* [ACTIVITY] Each line below that contains the word "楓カレンちゃん" must be copied.

--- DATA SECTION Enclosed Below ---

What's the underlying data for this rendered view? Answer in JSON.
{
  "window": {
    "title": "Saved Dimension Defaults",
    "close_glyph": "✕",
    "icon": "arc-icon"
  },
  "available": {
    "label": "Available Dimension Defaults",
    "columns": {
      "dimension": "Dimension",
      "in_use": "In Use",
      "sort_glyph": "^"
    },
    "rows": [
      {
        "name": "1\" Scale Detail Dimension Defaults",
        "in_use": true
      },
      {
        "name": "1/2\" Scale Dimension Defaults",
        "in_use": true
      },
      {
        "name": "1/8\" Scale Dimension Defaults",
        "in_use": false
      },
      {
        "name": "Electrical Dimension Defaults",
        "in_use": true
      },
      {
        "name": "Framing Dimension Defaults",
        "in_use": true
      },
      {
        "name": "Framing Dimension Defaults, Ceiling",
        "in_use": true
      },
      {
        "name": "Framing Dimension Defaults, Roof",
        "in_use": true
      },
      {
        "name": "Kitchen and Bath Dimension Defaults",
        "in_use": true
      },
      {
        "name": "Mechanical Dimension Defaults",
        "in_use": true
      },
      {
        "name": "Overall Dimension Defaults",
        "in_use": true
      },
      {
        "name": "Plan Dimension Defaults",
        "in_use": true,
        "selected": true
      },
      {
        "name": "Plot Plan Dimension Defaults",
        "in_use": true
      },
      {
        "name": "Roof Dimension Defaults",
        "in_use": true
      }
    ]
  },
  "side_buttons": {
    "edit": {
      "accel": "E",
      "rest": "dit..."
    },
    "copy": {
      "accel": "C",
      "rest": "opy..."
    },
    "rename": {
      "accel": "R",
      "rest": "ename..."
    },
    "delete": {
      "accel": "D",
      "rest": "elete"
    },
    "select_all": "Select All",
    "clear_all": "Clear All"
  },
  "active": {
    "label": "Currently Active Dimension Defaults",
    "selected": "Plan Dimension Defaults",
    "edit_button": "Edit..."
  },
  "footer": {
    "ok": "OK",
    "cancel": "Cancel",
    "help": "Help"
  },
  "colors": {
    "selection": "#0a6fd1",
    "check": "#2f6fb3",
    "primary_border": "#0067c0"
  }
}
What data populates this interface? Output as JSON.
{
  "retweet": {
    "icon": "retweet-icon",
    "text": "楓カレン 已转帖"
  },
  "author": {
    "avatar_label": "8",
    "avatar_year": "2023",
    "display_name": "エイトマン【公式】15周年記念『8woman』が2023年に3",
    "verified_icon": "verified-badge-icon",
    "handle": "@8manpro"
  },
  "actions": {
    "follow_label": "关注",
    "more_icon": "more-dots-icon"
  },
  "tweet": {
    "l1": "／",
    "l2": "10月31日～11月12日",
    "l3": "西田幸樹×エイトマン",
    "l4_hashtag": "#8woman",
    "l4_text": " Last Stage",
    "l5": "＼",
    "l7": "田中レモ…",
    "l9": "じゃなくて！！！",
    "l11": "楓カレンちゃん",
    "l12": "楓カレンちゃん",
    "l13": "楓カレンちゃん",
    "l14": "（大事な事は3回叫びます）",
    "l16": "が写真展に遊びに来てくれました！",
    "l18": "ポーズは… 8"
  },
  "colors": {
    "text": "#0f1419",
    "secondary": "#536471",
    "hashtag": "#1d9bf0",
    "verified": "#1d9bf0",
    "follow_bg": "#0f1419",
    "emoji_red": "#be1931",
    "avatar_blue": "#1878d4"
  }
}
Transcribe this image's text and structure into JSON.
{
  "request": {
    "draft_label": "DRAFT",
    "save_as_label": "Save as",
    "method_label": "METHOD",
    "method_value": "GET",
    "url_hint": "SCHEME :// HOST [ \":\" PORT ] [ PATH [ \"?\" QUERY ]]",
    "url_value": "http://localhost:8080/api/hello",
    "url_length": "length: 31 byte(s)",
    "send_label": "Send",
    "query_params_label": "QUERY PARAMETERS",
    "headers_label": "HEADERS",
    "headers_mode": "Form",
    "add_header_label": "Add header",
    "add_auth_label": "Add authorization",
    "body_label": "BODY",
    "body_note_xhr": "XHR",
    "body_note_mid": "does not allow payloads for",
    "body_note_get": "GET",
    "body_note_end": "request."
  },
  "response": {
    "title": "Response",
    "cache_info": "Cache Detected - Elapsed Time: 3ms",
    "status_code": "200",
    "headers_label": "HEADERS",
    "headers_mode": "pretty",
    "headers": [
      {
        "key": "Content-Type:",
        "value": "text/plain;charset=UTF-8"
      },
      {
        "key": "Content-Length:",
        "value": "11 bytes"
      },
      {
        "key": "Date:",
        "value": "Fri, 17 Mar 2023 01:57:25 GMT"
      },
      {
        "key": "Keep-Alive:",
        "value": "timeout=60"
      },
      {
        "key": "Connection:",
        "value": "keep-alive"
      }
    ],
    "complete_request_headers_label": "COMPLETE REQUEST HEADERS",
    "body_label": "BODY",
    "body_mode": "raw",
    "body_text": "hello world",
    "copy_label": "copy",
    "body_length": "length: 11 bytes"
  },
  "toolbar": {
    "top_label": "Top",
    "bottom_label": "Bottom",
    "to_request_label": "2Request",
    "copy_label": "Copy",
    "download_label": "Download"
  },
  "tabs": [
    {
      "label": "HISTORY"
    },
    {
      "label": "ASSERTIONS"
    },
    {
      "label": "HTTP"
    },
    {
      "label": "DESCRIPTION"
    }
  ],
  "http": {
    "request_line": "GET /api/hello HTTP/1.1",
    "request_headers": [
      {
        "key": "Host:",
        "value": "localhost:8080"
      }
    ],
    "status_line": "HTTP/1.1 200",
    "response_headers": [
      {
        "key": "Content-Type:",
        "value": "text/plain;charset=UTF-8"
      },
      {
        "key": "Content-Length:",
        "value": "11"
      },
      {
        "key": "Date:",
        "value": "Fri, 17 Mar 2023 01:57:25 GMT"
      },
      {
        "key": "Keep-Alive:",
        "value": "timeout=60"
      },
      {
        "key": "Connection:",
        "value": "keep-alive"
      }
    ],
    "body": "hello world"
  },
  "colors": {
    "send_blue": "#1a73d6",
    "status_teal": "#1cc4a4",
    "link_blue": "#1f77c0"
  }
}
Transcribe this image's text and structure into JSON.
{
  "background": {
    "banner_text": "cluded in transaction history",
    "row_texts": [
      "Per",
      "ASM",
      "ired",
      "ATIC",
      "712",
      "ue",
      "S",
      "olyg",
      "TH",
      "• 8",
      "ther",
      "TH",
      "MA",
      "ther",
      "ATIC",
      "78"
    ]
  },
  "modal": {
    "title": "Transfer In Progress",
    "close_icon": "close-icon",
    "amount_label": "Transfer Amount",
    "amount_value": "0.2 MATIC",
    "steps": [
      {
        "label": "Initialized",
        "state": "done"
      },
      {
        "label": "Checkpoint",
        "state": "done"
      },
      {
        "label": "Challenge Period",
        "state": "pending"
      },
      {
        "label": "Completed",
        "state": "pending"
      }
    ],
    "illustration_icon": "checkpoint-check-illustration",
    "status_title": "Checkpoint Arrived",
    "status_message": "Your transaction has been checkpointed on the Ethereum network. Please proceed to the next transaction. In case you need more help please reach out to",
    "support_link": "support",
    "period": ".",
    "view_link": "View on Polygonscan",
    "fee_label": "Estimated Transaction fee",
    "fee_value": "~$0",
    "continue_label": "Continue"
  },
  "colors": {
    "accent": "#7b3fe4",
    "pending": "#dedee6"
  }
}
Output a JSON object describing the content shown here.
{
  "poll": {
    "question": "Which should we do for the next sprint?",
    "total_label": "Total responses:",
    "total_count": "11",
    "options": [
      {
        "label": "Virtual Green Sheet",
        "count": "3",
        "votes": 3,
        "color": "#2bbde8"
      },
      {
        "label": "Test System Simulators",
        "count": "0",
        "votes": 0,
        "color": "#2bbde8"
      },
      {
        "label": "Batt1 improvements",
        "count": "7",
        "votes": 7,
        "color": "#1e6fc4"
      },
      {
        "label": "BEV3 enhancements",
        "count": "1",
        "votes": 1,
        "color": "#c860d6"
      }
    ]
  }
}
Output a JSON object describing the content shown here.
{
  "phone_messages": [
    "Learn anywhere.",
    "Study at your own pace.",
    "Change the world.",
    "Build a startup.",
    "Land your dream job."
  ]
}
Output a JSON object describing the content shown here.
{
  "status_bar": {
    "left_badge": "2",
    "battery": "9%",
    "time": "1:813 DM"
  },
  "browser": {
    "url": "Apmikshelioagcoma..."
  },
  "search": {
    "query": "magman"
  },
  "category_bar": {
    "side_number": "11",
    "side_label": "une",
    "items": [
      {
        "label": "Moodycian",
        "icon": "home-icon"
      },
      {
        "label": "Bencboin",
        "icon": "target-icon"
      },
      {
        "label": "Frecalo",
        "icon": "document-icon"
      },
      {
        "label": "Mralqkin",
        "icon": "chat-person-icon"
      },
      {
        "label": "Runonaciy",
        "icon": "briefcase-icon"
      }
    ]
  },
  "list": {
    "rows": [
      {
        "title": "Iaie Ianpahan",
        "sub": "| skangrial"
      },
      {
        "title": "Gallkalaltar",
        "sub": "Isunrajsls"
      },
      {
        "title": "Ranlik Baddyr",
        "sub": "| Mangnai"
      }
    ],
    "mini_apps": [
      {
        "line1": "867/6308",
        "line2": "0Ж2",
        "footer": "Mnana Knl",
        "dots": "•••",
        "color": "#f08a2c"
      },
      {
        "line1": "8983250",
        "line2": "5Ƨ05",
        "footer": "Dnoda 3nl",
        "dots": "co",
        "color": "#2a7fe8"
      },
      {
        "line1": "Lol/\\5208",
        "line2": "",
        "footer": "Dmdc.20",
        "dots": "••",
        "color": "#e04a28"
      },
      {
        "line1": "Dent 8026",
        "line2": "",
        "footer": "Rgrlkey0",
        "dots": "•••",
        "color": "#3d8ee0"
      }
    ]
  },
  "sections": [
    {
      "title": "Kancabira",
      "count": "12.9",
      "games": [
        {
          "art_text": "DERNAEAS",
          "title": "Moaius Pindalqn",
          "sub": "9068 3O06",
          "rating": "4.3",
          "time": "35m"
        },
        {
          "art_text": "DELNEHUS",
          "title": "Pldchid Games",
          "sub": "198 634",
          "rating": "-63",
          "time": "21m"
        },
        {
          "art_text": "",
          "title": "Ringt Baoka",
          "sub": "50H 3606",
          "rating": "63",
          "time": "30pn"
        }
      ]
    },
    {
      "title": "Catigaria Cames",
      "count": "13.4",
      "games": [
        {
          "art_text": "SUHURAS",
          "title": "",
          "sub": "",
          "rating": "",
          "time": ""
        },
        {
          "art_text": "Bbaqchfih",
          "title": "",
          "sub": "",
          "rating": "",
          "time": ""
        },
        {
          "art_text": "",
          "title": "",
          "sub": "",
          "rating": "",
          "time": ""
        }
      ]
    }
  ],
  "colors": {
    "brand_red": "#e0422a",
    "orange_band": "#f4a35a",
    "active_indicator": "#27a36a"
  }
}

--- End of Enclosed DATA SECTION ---

* [ANSWER BELOW]
    "l11": "楓カレンちゃん",
    "l12": "楓カレンちゃん",
    "l13": "楓カレンちゃん",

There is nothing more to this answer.